A confessions page is as active as its members are. As administrators, we just post the content and add a footnote to make the post more entertaining. The comments under the posts attract a lot of traffic too. We are popular because the people on our page are cool. Also, we try to censor all the offensive stuff which makes it a more member‐friendly page.

Do you feel that you are serving a social purpose through this page?
Nope (grins). This page was not made for social work but entertainment. The issues that have featured on our page are the IIT vs. DU conflict and once there was a wave of ‘I am so middle class’ posts. I think the latter was actually pretty good because it prevented people from that class from feeling ashamed of their class status. Through the posts, being middle class was, for once, cool. Sometimes, we do some social commentary. We shared the Google link on our page during the Uttarakhand floods. Otherwise, we are just like any other online entertainment platform.

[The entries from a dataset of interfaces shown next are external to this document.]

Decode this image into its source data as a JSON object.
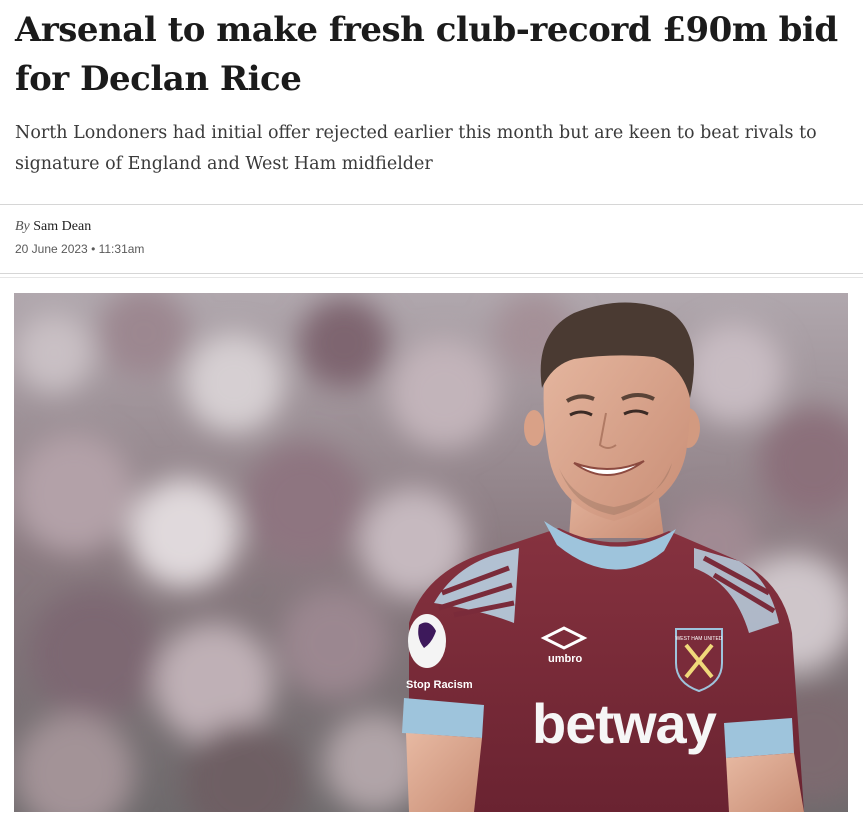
{
  "article": {
    "headline": "Arsenal to make fresh club-record £90m bid for Declan Rice",
    "standfirst": "North Londoners had initial offer rejected earlier this month but are keen to beat rivals to signature of England and West Ham midfielder",
    "byline_prefix": "By",
    "author": "Sam Dean",
    "dateline": "20 June 2023 • 11:31am"
  },
  "image": {
    "sponsor": "betway",
    "kit_brand": "umbro",
    "badge_text": "WEST HAM UNITED",
    "sleeve_text": "Stop Racism"
  },
  "colors": {
    "claret": "#7a2b3a",
    "sky_blue": "#9ec4dc",
    "text": "#1b1b1b"
  }
}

How has your experience as an administrator been?
I get too much attention, to be honest (laughs). I get to interact with more than 70,000 people. Some want to beat me up while some want to marry me (winks and smiles). I have never accepted any of the proposals. Sure, it is nice when people say they love you. However, I wonder if they mean it since they have only seen my funny side.

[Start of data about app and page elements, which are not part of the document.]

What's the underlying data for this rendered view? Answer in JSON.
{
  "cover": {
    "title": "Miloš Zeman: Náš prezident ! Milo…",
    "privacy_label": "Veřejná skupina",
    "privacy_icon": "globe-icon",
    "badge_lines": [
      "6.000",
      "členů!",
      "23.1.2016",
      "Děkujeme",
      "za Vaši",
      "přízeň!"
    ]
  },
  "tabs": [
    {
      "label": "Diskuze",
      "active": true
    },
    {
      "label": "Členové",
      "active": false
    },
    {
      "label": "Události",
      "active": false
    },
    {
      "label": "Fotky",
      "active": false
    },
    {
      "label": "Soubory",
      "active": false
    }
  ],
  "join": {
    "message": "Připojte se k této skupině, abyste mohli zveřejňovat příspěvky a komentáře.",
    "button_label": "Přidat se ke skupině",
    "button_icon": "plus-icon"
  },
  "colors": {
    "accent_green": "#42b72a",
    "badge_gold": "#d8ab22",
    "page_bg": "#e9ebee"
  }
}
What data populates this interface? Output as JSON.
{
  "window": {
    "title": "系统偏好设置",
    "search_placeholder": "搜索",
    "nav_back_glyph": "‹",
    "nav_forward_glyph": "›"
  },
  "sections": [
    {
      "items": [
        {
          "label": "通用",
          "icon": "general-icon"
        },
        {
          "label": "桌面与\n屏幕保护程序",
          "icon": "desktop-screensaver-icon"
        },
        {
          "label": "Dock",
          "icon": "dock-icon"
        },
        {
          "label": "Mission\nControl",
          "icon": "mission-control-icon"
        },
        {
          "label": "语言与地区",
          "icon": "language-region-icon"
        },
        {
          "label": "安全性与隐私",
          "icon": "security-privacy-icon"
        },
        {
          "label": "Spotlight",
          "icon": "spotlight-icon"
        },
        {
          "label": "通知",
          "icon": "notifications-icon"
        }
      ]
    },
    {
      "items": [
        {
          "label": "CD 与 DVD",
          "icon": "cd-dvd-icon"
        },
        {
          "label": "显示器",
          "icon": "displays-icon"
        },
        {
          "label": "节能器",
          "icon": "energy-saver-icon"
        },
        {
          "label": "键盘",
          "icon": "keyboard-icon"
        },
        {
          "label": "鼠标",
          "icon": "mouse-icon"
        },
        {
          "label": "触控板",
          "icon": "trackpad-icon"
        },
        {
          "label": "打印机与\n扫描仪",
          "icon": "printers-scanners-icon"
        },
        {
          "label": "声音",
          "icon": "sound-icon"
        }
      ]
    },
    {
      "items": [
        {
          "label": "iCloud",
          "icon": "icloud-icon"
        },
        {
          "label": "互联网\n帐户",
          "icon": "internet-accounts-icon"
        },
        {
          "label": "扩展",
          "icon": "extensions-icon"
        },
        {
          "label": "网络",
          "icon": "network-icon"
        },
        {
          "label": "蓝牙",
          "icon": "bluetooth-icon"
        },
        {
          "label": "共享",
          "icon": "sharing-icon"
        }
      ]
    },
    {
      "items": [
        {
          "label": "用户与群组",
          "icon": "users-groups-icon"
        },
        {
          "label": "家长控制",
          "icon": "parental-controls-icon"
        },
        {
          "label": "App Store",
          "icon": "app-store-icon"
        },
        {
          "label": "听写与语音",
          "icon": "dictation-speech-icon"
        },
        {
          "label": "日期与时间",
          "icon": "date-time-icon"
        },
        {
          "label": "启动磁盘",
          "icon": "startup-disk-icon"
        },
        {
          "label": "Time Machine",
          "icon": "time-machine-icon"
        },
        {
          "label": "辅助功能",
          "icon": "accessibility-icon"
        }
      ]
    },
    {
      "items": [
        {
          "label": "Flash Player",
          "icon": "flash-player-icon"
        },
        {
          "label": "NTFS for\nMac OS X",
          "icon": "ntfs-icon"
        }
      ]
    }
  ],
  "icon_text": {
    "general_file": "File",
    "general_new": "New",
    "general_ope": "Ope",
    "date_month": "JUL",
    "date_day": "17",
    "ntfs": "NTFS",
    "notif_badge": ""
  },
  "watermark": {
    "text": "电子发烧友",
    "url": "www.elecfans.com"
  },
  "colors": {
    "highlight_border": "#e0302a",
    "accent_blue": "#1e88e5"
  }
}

Is the job of an administrator very rewarding?
Well, it’s not like we are getting paid for it. We did get some advertising offers but we rejected those
since by using the page for commercial purposes the whole essence of DUC would have been lost. The popular writer of young adult books, Durjoy Dutta, used to comment on our posts. He also interacted with the administrators and complimented us on our footnotes. When we look at the bigger picture and all the lives that we are connected to through our page, it makes all the hours of effort worth it all.

Why are all the administrators male?
That is just how it happens to be. The guys working on the page as well as most of the male members are all decent people. We try our best to make our page safe and inoffensive for all readers. All the troll accounts were blocked from the page since using a fake identity beats the purpose of commenting. Anonymity is limited to the confessions. While internet is free for all, we are not answerable to the people who make troll accounts or try to damage the page in any way.

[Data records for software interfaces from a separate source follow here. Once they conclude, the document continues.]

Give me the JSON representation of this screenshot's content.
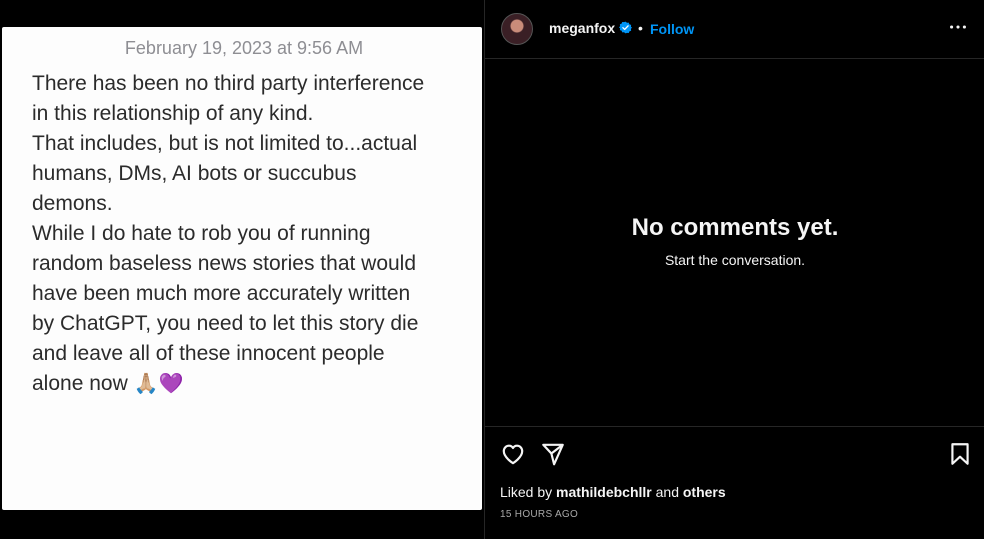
{
  "post": {
    "date": "February 19, 2023 at 9:56 AM",
    "lines": [
      "There has been no third party interference",
      "in this relationship of any kind.",
      "That includes, but is not limited to...actual",
      "humans, DMs, AI bots or succubus",
      "demons.",
      "While I do hate to rob you of running",
      "random baseless news stories that would",
      "have been much more accurately written",
      "by ChatGPT, you need to let this story die",
      "and leave all of these innocent people",
      "alone now "
    ],
    "emoji": "🙏🏼💜"
  },
  "header": {
    "username": "meganfox",
    "separator": "•",
    "follow_label": "Follow",
    "verified_icon": "verified-badge-icon",
    "more_icon": "more-options-icon"
  },
  "comments": {
    "empty_title": "No comments yet.",
    "empty_subtitle": "Start the conversation."
  },
  "footer": {
    "liked_prefix": "Liked by",
    "liked_user": "mathildebchllr",
    "liked_and": "and",
    "liked_others": "others",
    "timestamp": "15 HOURS AGO"
  },
  "colors": {
    "accent": "#0095f6",
    "background": "#000000",
    "note_background": "#fdfdfd"
  }
}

How do you manage the conflicts between members?
We don’t really come across any major fights on the page. We can’t read and regulate all the comments. Most of the times what seems like a fight is actually just a general discussion where two thoughts are colliding. In case of a more serious conflict we block all participants of the dispute and advice them not to make things personal.

What is your take on the accusations that DUC is projecting a negative image of Delhi University and its students’ lives?
There are positive and negative sides to everything. It is a confessions page so people share deeply personal things that they do not share publicly — things that they are not proud of or can never tell anyone about. It gives a vent to the frustration that all college students go through. Also, members get to learn from the experiences of the confessors.

What was the most inspiring confession that you came across on the page?
Once a girl confessed about how it was her birthday and nobody in her family remembered. She was very sad and disheartened. After that post went up, more than 500 members wished her ‘happy birthday’ in the comments. The heartfelt and sincere wishes made her day. It was very touching. So we are all like a one big informal family (smiles).

Any last words?
Since this was a personal interview and you are the one who will be writing everything, you are responsible for all the typos (grins).

This short interview with Old Monk revealed a very humble and intelligent personality who has all the wisdom of an old monk. Undoubtedly, DUC and all its members are in good hands.